Can Lifting Weights Help Control Your Weight?
Laura Del Guerra, RD, CDE, Take Control Health Coach
A recent study suggests a strong correlation between lifting weights a few times a week and weight control. The study looked into the relationship between lifting weights and waist measurement. The records of almost 12,000 mostly middle-aged participants were pulled from a previous study done between 1987 – 2005. In addition to the typical measurements of health and fitness, participants filled out a questionnaire which among other items, asked if they engaged in muscle-strengthening exercises and if they did – how often and for how long each week.
As researchers combed through the data, they found that about 19% of study participants became obese during the course of the study. However, regular weight lifting changed this outcome and lowered the risk of a participant developing obesity. Participants who lifted weights a few times a week for a weekly total of 1-2 hours were about 20% less likely to become obese based on BMI measurement and 30% less likely to become obese based on waist circumference or body fat percentage. What’s more, the results did not change when factors like age, sex, smoking, general health, and aerobic exercise were controlled.
This is an exciting study because we know that many different factors are associated with successful weight loss. And now we can more confidently add weight lifting to the list. Further, this study suggests that you can get a lot of benefit from even a small amount of weight lifting.
Finally, this is one of the first studies that has specifically looked at weight lifting as a piece of the weight loss or weight control puzzle. It has long been known that weight lifting helps with mobility, strengthening of bones and joints, building muscle mass and more. While this study does not tell us how weight lifting influences body weight, we do know that lifting weights builds and maintains muscle mass; and that muscle burns more calories than fat. And this may be why the decrease in obesity was observed.
The bottom line: exercise is an important part of our overall health and wellness. Adding a bit of weight lifting either before or after your usual daily activity will likely help over time with weight control. You can use your body weight as resistance, traditional weights or exercise bands either at home, outside, or in the gym. One to two hours a week of weight lifting is equal to 20-30 minutes-3 times a week (total body exercises) OR 12 to 24 minutes 5 times a week (various muscle groups each day).

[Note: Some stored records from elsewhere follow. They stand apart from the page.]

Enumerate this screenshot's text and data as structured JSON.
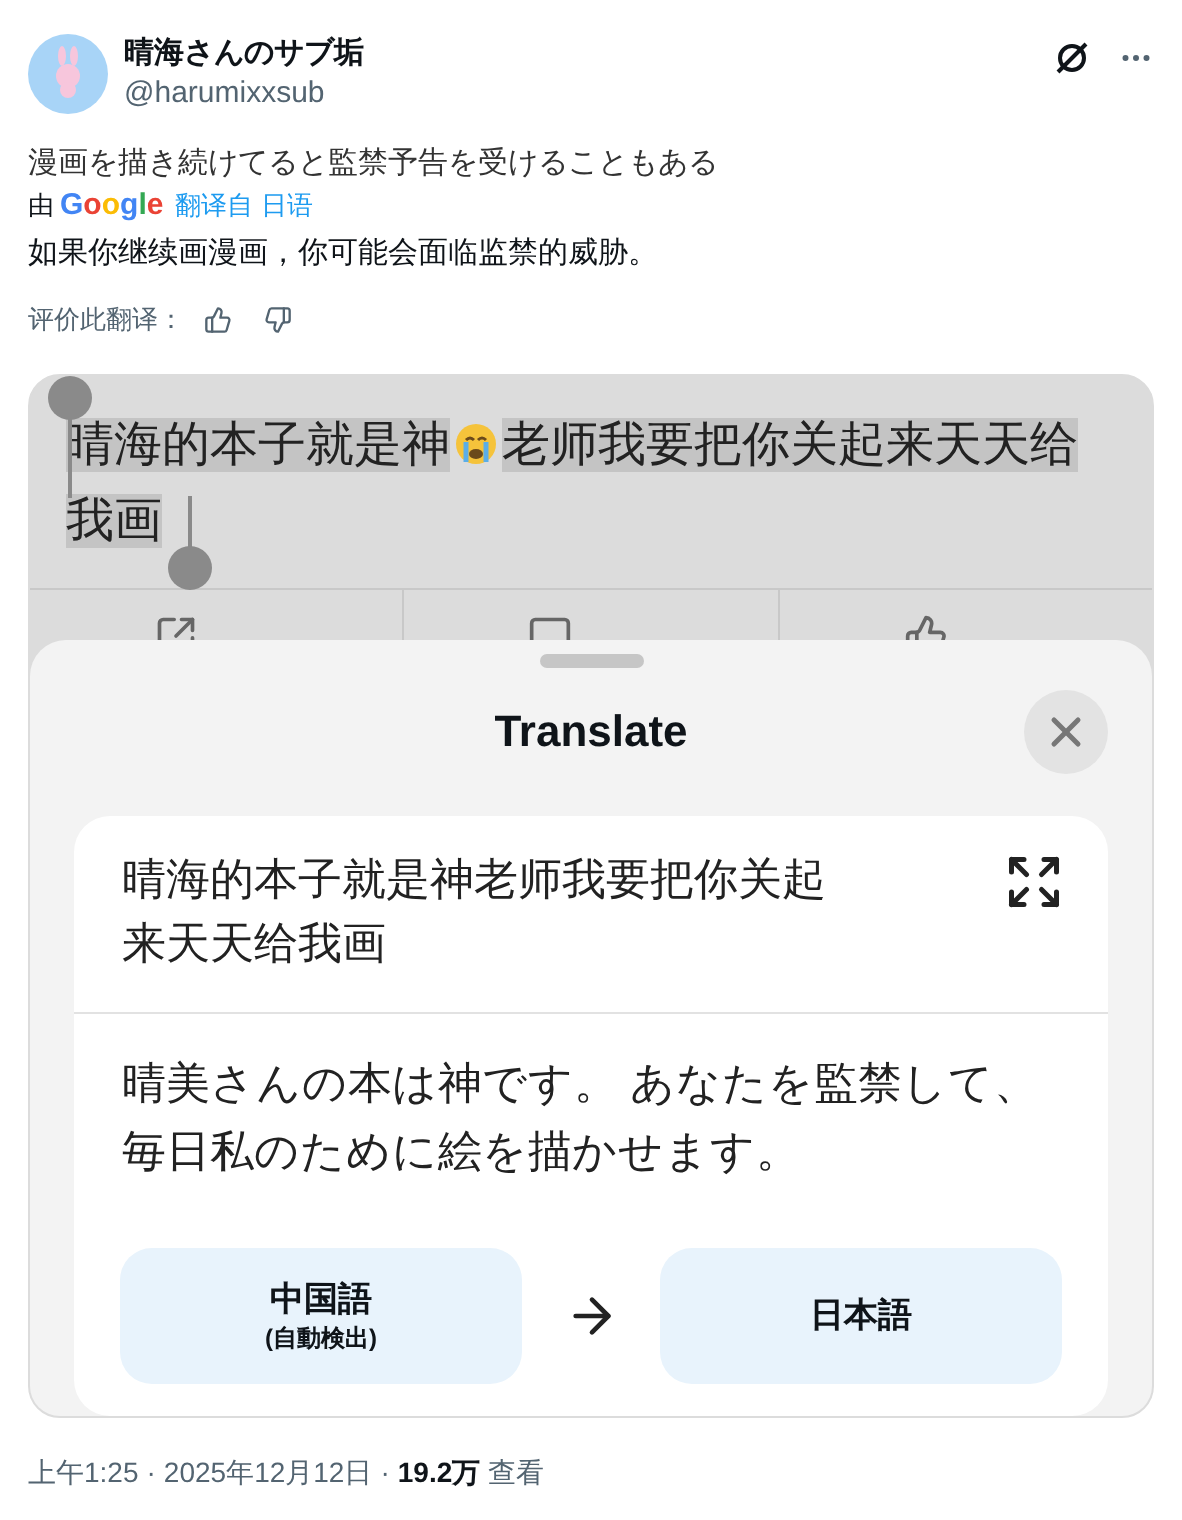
{
  "author": {
    "name": "晴海さんのサブ垢",
    "handle": "@harumixxsub"
  },
  "post": {
    "text": "漫画を描き続けてると監禁予告を受けることもある",
    "by": "由",
    "translator": "Google",
    "from": "翻译自 日语",
    "translation": "如果你继续画漫画，你可能会面临监禁的威胁。",
    "rate_label": "评价此翻译："
  },
  "screenshot": {
    "comment_start": "晴海的本子就是神",
    "comment_end": "老师我要把你关起来天天给我画",
    "selected": true,
    "sheet": {
      "title": "Translate",
      "source": "晴海的本子就是神老师我要把你关起来天天给我画",
      "result": "晴美さんの本は神です。 あなたを監禁して、毎日私のために絵を描かせます。",
      "from": {
        "name": "中国語",
        "note": "(自動検出)"
      },
      "to": {
        "name": "日本語"
      }
    }
  },
  "footer": {
    "time": "上午1:25",
    "separator": "·",
    "date": "2025年12月12日",
    "views": "19.2万",
    "views_label": "查看"
  }
}
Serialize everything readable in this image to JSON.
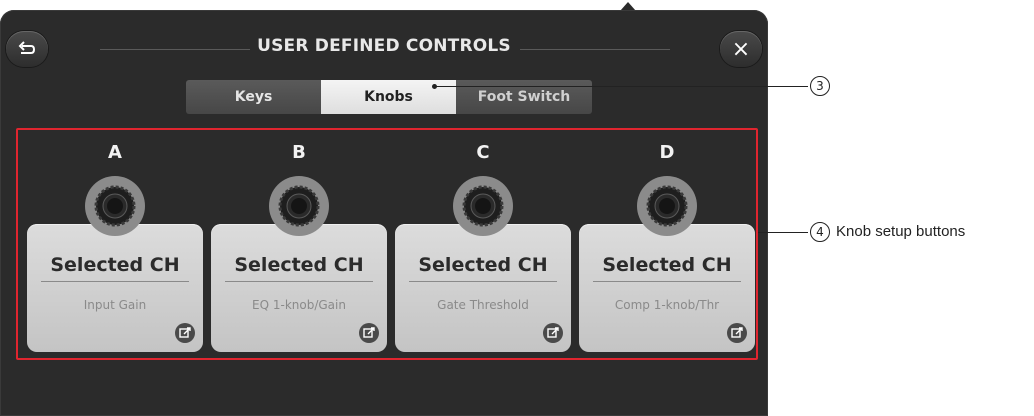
{
  "window": {
    "title": "USER DEFINED CONTROLS",
    "back_icon": "back-arrow-icon",
    "close_label": "×"
  },
  "tabs": [
    {
      "label": "Keys",
      "active": false
    },
    {
      "label": "Knobs",
      "active": true
    },
    {
      "label": "Foot Switch",
      "active": false
    }
  ],
  "knobs": [
    {
      "letter": "A",
      "target": "Selected CH",
      "param": "Input Gain"
    },
    {
      "letter": "B",
      "target": "Selected CH",
      "param": "EQ 1-knob/Gain"
    },
    {
      "letter": "C",
      "target": "Selected CH",
      "param": "Gate Threshold"
    },
    {
      "letter": "D",
      "target": "Selected CH",
      "param": "Comp 1-knob/Thr"
    }
  ],
  "callouts": {
    "tabs_number": "3",
    "knobs_number": "4",
    "knobs_label": "Knob setup buttons"
  },
  "colors": {
    "panel": "#2b2b2b",
    "highlight_frame": "#e0252f",
    "card": "#d4d4d4"
  }
}
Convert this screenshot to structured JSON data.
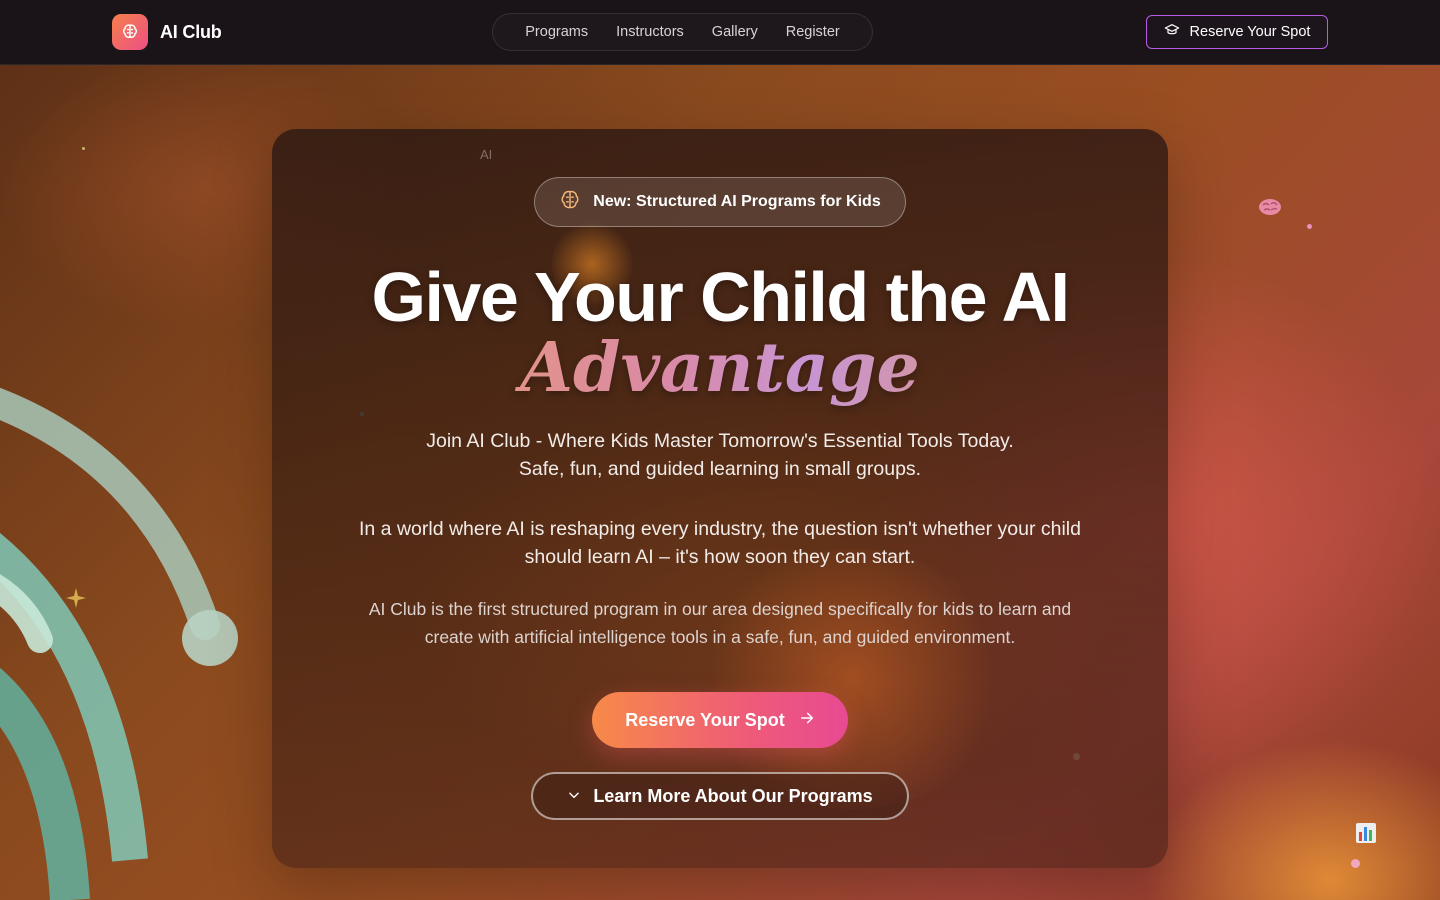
{
  "header": {
    "brand": {
      "name": "AI Club",
      "logo_icon": "brain-icon"
    },
    "nav": [
      {
        "label": "Programs"
      },
      {
        "label": "Instructors"
      },
      {
        "label": "Gallery"
      },
      {
        "label": "Register"
      }
    ],
    "cta": {
      "label": "Reserve Your Spot",
      "icon": "graduation-cap-icon"
    }
  },
  "hero": {
    "corner_tag": "AI",
    "badge": {
      "label": "New: Structured AI Programs for Kids",
      "icon": "brain-icon"
    },
    "headline": "Give Your Child the AI",
    "headline_accent": "Advantage",
    "subhead_line1": "Join AI Club - Where Kids Master Tomorrow's Essential Tools Today.",
    "subhead_line2": "Safe, fun, and guided learning in small groups.",
    "intro_line1": "In a world where AI is reshaping every industry, the question isn't whether your child",
    "intro_line2": "should learn AI – it's how soon they can start.",
    "desc_line1": "AI Club is the first structured program in our area designed specifically for kids to learn and",
    "desc_line2": "create with artificial intelligence tools in a safe, fun, and guided environment.",
    "primary_cta": {
      "label": "Reserve Your Spot",
      "icon": "arrow-right-icon"
    },
    "secondary_cta": {
      "label": "Learn More About Our Programs",
      "icon": "chevron-down-icon"
    }
  },
  "decorations": {
    "floating_icons": [
      "brain-emoji-icon",
      "bar-chart-emoji-icon",
      "sparkle-icon"
    ]
  },
  "colors": {
    "accent_orange": "#f78a48",
    "accent_pink": "#e84a92",
    "accent_purple": "#b65be3",
    "header_bg": "#1a1418"
  }
}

Here are a few suggestions to get you started:
Here are some are primary movements with video tutorials on proper form:
• Pulling movements (rows and pull-ups)